Cobb is attractive, Scamihorn said, because of its well-educated workforce and low taxes.
“Those taxes can’t remain low if we keep giving tax breaks on what everyone else is paying,” Scamihorn said.
Hinojosa also pointed to the school system’s $80 million deficit and said either expenses have to be cut or revenue has to be increased.
“On the face of it, it’s not good for us,” Hinojosa said.
It’s about making sure “voices are heard and there’s not any unintended consequences,” Hinojosa said.
“We’re all big fans of economic development. We understand that. We get that,” Hinojosa said. “But at the same time, we want to make sure our schools’ revenue is considered in any kind of economic development.”
FACTS AND FIGURES
HOW THE DEAL WENT DOWN:
• The Cobb Board of Commissioners approved a re-zoning for the property on Sept. 17, giving John Williams’ Riverwalk development the go-ahead.
• Also on Sept. 17, the Development Authority approved a resolution of intent to issue $103 million in bonds for Williams’ proposed apartment building and office park. Those bonds will allow the authority to purchase the property and lease it back to the developer, who avoids paying property taxes.
• Paperwork seeking property tax breaks was filed with the Cobb Board of Tax Assessors on Oct. 23. The Development Authority met again on Nov. 15 to finalize its approval of the bonds.
A committee of high-ranking county staffers including DOT Director Faye DiMassimo and Michael Hughes, economic development director, denied an incentives request for waiver of permitting fees on Nov. 18.
IS IT A DONE DEAL?
• No. A Cobb Superior Court judge will have the final say when the bonds go up for a validation hearing on Dec. 18, giving an opportunity for the public to challenge the bond deal. If not successfully challenged, the judge will validate the bonds and the tax break will kick in as soon as the Development Authority takes ownership of the property. Closing on the deal is expected before the end of the year.
WHO’S BEHIND IT?
• While Cumberland-based Greenstone Properties is listed as the developer of record for Riverwalk, one of John Williams’ companies is involved as a financial backer.

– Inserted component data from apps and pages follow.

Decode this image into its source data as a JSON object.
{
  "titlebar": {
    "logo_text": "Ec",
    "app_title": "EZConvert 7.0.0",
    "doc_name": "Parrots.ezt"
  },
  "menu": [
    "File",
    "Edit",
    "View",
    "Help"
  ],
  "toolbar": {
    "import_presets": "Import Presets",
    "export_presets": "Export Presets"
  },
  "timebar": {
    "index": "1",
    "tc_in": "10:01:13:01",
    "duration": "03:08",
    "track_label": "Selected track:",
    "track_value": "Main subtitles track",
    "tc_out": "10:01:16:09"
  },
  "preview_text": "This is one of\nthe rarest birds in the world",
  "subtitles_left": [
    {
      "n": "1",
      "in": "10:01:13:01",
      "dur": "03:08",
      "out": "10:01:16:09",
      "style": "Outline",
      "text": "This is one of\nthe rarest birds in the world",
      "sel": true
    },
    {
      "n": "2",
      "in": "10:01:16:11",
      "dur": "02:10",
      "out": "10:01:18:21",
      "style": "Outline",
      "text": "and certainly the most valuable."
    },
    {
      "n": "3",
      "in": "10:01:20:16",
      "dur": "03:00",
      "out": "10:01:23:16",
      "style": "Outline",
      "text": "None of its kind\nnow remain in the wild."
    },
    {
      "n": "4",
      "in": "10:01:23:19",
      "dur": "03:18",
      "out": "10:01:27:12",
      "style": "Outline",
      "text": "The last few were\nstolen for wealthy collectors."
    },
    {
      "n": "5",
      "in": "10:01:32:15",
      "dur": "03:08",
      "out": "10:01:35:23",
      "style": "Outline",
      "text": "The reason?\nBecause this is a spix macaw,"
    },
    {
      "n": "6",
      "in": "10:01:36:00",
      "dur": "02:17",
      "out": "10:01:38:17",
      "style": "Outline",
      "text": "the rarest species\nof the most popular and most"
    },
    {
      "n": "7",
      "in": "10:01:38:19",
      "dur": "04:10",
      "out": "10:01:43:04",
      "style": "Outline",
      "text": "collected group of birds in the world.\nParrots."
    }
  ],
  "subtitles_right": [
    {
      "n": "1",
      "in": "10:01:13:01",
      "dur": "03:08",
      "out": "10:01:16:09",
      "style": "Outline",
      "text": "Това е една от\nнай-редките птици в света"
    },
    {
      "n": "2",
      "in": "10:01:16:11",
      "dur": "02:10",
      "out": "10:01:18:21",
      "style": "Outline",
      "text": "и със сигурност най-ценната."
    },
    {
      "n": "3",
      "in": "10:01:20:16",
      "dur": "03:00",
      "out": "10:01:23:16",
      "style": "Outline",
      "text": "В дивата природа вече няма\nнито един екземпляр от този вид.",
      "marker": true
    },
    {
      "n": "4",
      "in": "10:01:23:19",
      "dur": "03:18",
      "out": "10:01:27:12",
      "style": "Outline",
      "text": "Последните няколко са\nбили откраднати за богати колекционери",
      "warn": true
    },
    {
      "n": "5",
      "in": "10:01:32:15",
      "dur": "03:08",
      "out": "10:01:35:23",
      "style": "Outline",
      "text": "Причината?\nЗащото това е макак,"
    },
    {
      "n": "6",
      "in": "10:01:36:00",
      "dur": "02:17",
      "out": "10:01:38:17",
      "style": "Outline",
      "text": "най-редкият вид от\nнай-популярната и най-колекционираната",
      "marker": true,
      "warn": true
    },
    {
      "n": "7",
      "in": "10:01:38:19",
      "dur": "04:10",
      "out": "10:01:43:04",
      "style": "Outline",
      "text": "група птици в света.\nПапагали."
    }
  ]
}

• Williams founded Post Properties Inc. in 1970 and has directed the development of more than $5 billion in real estate during his career. He led the effort to build the $150 million Cobb Energy Performing Arts Centre and its main theater, The John A. Williams Theatre, is named for him.